Patient care is first and foremost at Brewster Ambulance Service. We invest in the best technology, training, equipment and hire the most experienced people and prepare them for success. EMS is more than providing expert medical care in what can sometimes be critical situations. Providing the right clinical care and expediency with kindness and respect is important, but patient care extends well beyond the hands-on expertise EMS professionals provide.
Driving safely is a key responsibility—and skill requirement—of our EMS team, whether that team member is a chair car driver, an ALS, BLS ambulance driver or a field supervisor or RN unit driver. Even simply driving from home to a base or our Weymouth headquarters requires skill in what is one of the most heavily traveled regions in eastern Massachusetts.
What matters more, when it comes to the actual ambulance, is that these vehicles are transporting patients, EMTs and/or paramedics, and possibly a family member in the patient compartment. Sudden braking, turning or averting a traffic situation can cause patients or EMS workers to be injured in the back of the vehicle.
Driver training is an important part of EMS education, however, many new to EMS do not have the real life experience behind the wheel of a transport vehicle that is critical to keeping patients and workers safe. That's why we have stepped up our efforts to provide more education for every team member who operates an EMS vehicle.

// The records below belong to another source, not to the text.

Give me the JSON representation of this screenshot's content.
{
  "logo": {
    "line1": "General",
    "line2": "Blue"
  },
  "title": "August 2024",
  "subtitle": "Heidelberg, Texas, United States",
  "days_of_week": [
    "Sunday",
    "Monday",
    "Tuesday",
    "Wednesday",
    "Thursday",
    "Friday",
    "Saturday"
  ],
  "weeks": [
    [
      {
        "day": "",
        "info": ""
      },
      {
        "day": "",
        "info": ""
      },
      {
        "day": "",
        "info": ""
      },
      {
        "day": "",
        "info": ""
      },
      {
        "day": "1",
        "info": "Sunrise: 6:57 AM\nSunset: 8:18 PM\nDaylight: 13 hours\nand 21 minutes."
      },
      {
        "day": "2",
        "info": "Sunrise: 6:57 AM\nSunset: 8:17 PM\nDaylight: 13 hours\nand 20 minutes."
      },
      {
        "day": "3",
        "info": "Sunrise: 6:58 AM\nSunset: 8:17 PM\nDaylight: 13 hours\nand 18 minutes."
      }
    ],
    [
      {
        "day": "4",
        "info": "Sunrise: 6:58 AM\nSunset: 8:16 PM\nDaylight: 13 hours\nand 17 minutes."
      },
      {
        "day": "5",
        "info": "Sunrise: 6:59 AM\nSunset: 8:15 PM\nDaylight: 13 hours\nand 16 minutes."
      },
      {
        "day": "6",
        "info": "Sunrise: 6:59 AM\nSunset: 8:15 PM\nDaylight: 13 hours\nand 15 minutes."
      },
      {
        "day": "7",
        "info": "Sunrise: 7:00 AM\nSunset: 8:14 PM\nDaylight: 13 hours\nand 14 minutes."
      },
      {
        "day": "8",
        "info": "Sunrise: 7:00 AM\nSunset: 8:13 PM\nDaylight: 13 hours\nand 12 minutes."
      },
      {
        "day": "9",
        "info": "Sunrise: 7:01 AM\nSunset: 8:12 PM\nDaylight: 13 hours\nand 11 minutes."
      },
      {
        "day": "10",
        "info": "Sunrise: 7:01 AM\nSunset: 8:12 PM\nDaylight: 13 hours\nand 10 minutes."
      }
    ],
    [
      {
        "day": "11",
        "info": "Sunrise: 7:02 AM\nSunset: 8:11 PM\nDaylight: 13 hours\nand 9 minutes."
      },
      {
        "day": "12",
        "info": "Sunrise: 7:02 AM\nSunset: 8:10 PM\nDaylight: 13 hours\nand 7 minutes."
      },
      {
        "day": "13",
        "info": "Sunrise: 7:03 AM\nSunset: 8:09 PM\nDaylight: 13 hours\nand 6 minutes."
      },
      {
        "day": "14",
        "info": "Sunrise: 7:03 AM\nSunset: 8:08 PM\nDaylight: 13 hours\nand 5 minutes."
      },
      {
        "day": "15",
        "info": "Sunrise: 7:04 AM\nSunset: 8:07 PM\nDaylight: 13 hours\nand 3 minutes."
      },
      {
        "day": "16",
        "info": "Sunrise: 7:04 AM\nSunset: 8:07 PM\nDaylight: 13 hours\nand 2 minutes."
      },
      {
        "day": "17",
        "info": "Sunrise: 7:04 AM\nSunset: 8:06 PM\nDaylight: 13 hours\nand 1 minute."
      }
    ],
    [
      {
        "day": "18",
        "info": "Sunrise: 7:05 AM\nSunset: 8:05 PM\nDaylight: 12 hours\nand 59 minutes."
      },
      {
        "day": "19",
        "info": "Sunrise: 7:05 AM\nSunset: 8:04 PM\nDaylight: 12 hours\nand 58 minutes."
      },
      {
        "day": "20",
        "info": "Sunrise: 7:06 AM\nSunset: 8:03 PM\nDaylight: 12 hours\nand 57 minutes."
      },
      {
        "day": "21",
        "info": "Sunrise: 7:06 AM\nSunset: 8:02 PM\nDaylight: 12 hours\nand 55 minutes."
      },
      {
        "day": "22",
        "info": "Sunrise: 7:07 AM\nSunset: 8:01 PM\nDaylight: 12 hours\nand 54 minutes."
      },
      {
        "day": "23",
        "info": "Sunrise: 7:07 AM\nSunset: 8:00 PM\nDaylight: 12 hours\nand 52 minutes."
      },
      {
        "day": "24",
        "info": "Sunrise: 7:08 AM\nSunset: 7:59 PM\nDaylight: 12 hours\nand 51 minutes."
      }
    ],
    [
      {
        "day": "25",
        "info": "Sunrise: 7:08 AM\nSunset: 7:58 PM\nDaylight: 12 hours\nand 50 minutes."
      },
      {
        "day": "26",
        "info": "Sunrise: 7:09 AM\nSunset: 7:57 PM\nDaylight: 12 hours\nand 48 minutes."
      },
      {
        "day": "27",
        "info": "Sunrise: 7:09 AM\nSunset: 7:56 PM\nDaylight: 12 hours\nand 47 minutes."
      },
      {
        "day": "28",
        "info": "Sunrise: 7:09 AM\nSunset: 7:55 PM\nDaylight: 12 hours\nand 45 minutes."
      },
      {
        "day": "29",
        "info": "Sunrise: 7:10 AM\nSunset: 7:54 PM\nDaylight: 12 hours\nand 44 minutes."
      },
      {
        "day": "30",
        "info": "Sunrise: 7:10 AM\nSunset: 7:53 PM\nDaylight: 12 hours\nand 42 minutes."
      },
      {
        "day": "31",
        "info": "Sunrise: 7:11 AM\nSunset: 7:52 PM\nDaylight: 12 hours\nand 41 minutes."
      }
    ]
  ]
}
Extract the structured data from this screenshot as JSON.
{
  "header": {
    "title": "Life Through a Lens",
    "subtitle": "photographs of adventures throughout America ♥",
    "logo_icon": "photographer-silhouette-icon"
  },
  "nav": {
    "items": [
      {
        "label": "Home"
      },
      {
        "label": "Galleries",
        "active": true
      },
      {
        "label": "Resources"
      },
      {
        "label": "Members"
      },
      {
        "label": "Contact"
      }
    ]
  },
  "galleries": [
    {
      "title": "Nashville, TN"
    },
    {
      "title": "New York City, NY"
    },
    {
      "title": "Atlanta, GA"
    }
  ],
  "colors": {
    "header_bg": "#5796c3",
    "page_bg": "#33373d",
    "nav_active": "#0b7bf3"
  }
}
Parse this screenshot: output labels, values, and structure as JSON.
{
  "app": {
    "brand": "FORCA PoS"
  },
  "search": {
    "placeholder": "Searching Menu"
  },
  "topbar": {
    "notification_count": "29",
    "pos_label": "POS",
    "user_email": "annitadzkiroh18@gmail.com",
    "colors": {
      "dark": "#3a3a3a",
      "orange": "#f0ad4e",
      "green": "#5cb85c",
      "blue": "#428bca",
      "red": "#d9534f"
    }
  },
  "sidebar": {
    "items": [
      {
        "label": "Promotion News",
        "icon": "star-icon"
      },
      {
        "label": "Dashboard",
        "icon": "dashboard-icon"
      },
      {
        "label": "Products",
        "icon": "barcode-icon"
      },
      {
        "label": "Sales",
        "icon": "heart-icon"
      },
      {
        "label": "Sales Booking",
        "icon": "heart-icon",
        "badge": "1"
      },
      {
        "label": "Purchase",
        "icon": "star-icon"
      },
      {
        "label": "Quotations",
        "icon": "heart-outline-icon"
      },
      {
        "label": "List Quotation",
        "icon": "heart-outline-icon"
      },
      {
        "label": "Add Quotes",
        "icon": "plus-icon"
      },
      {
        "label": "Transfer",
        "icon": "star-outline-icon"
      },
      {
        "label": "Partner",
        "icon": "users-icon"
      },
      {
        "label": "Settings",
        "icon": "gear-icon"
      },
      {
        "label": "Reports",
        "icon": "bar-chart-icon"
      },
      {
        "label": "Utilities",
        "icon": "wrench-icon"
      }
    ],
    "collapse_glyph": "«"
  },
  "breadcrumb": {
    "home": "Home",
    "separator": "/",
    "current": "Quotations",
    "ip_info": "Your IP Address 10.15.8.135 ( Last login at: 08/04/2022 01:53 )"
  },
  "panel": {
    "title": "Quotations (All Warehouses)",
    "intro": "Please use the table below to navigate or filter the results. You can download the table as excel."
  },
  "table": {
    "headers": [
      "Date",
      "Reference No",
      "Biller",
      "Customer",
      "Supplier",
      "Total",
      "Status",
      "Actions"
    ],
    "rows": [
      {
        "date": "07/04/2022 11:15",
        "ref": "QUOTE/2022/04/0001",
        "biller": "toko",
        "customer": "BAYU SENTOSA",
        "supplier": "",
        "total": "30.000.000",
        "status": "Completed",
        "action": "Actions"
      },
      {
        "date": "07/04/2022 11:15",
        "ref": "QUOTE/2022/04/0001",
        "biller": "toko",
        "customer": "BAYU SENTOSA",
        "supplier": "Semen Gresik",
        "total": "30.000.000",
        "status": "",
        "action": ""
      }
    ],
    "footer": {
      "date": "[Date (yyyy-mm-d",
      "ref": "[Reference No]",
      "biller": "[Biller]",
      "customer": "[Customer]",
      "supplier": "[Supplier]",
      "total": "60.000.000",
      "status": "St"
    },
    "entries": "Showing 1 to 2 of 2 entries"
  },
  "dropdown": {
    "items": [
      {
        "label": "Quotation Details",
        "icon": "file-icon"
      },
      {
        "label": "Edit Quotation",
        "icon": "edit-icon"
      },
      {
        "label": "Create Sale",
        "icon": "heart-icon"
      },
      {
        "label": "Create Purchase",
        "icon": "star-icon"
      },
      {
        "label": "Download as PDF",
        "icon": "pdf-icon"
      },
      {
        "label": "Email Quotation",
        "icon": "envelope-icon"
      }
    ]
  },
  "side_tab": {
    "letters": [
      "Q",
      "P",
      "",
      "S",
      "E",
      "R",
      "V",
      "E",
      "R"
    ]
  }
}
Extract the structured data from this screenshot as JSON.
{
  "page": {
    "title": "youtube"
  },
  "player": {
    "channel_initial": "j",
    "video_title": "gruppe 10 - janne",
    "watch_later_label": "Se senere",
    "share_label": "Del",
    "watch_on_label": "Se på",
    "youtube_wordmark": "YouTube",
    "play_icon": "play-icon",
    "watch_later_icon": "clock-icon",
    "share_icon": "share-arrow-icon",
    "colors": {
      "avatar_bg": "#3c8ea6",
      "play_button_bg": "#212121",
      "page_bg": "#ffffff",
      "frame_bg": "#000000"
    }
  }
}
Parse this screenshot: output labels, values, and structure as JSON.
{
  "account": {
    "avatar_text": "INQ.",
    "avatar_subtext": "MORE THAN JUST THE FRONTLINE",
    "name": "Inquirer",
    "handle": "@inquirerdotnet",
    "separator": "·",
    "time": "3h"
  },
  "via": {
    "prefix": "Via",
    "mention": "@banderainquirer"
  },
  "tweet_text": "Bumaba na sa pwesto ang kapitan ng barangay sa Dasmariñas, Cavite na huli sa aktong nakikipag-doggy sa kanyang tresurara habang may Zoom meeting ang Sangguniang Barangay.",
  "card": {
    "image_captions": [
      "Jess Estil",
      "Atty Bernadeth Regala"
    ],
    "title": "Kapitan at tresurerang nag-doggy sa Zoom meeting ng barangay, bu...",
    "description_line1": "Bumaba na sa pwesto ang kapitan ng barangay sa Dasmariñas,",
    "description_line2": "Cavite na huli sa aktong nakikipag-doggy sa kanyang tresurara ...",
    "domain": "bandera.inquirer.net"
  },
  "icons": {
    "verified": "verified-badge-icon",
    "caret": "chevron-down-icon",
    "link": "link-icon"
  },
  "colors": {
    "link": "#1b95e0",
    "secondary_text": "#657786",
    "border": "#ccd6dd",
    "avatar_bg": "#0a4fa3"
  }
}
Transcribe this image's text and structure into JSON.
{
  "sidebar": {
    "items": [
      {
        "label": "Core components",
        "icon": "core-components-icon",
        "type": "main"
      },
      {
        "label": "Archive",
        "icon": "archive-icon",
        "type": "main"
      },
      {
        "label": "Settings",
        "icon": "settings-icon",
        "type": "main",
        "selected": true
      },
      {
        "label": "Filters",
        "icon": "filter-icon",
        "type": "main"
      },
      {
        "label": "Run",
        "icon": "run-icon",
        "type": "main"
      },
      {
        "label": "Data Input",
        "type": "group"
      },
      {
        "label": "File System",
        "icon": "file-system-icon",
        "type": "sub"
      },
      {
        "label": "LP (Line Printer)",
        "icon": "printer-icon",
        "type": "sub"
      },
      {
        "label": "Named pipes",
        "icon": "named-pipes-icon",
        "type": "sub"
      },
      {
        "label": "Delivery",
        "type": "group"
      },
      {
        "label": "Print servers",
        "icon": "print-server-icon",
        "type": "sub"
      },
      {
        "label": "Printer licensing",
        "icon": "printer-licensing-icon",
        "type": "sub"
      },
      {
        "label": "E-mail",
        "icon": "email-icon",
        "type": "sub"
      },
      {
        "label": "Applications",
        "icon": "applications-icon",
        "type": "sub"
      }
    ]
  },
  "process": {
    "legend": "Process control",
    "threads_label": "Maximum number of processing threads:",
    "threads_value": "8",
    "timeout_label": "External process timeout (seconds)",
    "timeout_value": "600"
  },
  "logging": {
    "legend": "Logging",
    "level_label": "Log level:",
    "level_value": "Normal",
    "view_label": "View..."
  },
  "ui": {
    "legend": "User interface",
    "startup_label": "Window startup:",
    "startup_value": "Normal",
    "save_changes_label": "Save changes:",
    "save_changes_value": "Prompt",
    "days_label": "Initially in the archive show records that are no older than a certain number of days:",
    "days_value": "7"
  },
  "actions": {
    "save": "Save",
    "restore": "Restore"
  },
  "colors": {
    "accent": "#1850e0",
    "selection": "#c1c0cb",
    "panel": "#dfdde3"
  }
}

A Culture of Driver Education and Support
At Brewster Ambulance, we have established a robust training program, driver safety committee and driver training school. We have developed strict driving policies and take driver training very seriously, including adding a new driver safety course to our own curriculum. These driver training and accountability programs are designed to prepare our team for diverse driving scenarios, provide them the support and practice to improve their skills, and have an accountability process for all driving incidents.
By instituting best practices, mentorship and ambulance-specific driver training, we can prepare our team to be the safest EMS crews on the road. Our newest driver safety course will be conducted at our Brockton base, and we will also have more driving skills assessments and refreshers occurring more frequently throughout the year.
National Insights for Ambulance Safety
Since 1975 the National Highway Traffic Safety Administration (NHTSA) has been collecting data on every fatal crash in the U.S. using the Fatality Analysis Reporting System (FARS). The NHTSA conducts a nationally-representative sampling of police reported crashes and estimates the number of total crashes resulting in injuries, including those involving ambulances. This includes whether the people killed or injured were passengers or drivers in the ambulances, but the data does not include whether they were patients, providers or neither, such as family members of patients.
The following info graphic illustrates the statistics regarding ambulance crashes:
Ambulance Design and Testing Video Series from NIOSH
The National Institute for Occupational Safety and Health (NIOSH) released a seven-part video series in May 2017 covering new crash test methods to improve ambulance design and help keep EMS workers and patients safe in the event of a crash. This project was co-funded by the Department of Homeland Security's Science and Technology Directorate (DHS S&T), and in partnership with other federal agencies and the ambulance manufacturing industry.
The video series highlights the recently published Society of Automotive Engineers (SAE) test methods, demonstrations of crash-tested products, and improvements to the design of ambulance patient compartments.
The goal is to evaluate the effectiveness of the ambulance's structural capacity to withstand a variety of crash scenarios. Also evaluated are the patient compartments, restraints and equipment accessibility and storage, the stability of gurneys and jump seats, and harnesses for EMS workers so they can safely engage in patient care in a moving vehicle.
GPS Vehicle Tracking and Driver Training
In 2018, Brewster Ambulance Service installed GPS vehicle tracking devices and software in its entire fleet. The company's investment in this technology is part of an ongoing initiative to improve safety for the driver, EMS team, patient and the patient's family if also riding in the ambulance.
The devices are installed inside the dash of each vehicle and provide a variety of data regarding the vehicle's location, speed and mechanical status among other data such as:
- Vehicle fault diagnostics
- Detailed fuel usage data
- Accident detection and notification
- Vehicle speed monitoring
- In-vehicle driver coaching
- Vehicle harsh driving monitoring
The system also detects mechanical issues and notifies the maintenance crew at Brewster Ambulance that the vehicle needs to be taken off the road and repaired. Keeping vehicles in top operating condition ensures reliable patient transports and allows more vehicles to be in service.
Tracking vehicle performance and collecting driver data will help us learn more ways to reinforce driver safety and create more effective driver accountability. Additionally, ambulance manufacturers are putting more safety features in their new vehicle designs. Chassis have been redesigned to meet higher crash standards and provide more fuel efficiency.
Inside the patient compartment, the orientation of the patient gurney has been redesigned for the medic to have safer access to equipment and the patient during transport, including three-point harness safety restraints. These ergonomic and vehicle safety improvements are going a long way to helping reduce injury to patients and/or medics in the ambulance.
With our efforts toward improving vehicle safety by deploying in-vehicle technology, monitoring crews in the field, increasing accountability, and implementing training and new driver safety programs, Brewster Ambulance will soon lead the state in the safest, most well-prepared ambulance drivers.